An innovative psychology-based program is pioneering employee safety in Australia’s energy sector, achieving a 75 per cent decrease in injuries to young workers.
Queensland’s largest energy provider Stanwell Corporation developed the YOLO (You Only Live Once) Young Worker Safety Intervention after three apprentices were injured within a three month period at the company’s Stanwell Power Station site near Rockhampton.
Stanwell Health, Safety and Environment Corporate Cultural Specialist AJ Glazebrook, who holds a unique organisational psychology position in health and safety within the energy sector, said a review found young workers were not identifying and effectively controlling workplace hazards.
“We looked into it from a psychological point of view and realised that the workers are under 25,” she said.
“The part of their brain that assesses risk and would identify the hazard, and then look for a way to effectively control it, is not actually fully developed in humans under 25.”
Ms Glazebrook said the company designed and delivered the YOLO intervention, which was built on psychological principles, while also adding evidence-based safety tools for hazard management training.
Under the YOLO initiative, young workers, their mentors and supervisors participate in a two-hour interactive training session that enables participants to understand how the brain functions in young people while working to bridge the developmental gap.
Ms Glazebrook said the organisation also invited a speaker from the Paraplegic Benefit Fund to provide a first-hand account of the ramifications of a workplace accident.
“We had a gentleman come in who’s in a wheelchair and he talked to us about his accident and what happened and what life’s been like since,” she said.
“It’s a real link for our young people. That’s usually the point at which they say - ‘wow, it’s not just that I might have a bit of an accident at work and I might graze my knee, it’s actually that I could end up in a wheelchair or I could lose my life’.”
The YOLO program is now run annually for young workers beginning employment at Stanwell.
Ms Glazebrook said the initiative has delivered exceptional safety results since it was implemented in 2014.
“In the first year that we actually rolled out the intervention there were zero injuries for our young people, which was amazing, and at last check we were at a 75 per cent reduction.”
While the YOLO program has been specifically designed for the energy sector, Ms Glazebrook said the intervention has widespread application across sectors.
Ms Glazebrook said Stanwell has shared the safety initiative with a range of other organisations, and she hopes more employers will take it on board.
“We’re in the business of health and safety, and making sure our young people are safe and well, so we freely give away the information,” she said.
“We show others how we run the course, we give them the tools and we give them our power point slides - we give it away and allow them to create programs to run it for themselves.”
Stanwell’s YOLO intervention was recognised for its outstanding achievement and innovation in organisational psychology when it won the Australian Psychological Society’s (APS) inaugural Workplace Excellence Awards for Workplace Health and Wellbeing in 2015.

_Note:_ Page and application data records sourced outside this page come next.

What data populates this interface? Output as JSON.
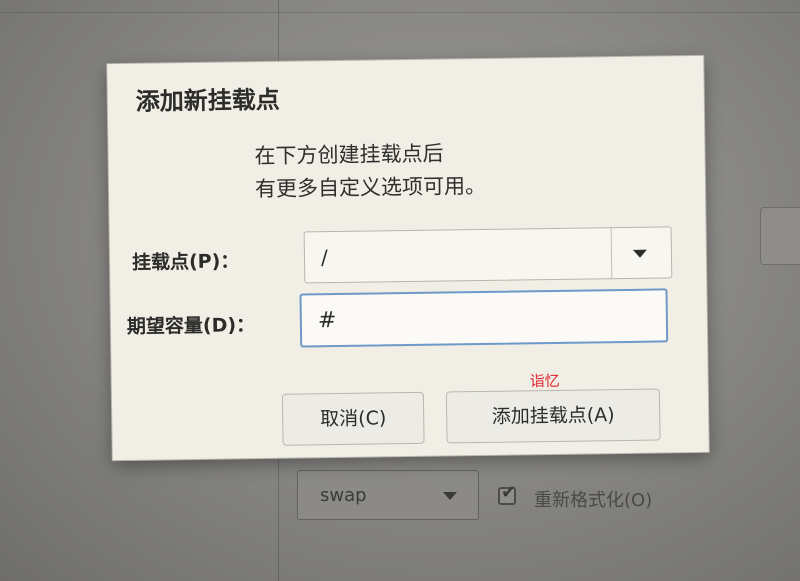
{
  "background": {
    "combo_value": "swap",
    "reformat_checkbox": {
      "label": "重新格式化(O)",
      "checked": true
    }
  },
  "dialog": {
    "title": "添加新挂载点",
    "description_line1": "在下方创建挂载点后",
    "description_line2": "有更多自定义选项可用。",
    "mount_point": {
      "label": "挂载点(P)：",
      "value": "/"
    },
    "desired_capacity": {
      "label": "期望容量(D)：",
      "value": "#"
    },
    "buttons": {
      "cancel": "取消(C)",
      "add": "添加挂载点(A)"
    }
  },
  "watermark": "诣忆",
  "colors": {
    "dialog_bg": "#f1eee6",
    "focus_border": "#6f99c8",
    "watermark": "#e0202a"
  }
}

Ms Glazebrook said the accolade validated Stanwell’s use of a psychological approach to workplace safety.
“We’re actually able to look at the whys - why do people do things the way that they do, and then to make sure our programs are tailored to that,” she said.
“For us, it was real confirmation that our slightly different approach to people and health and safety is actually working, and is valued and recognised nationally.”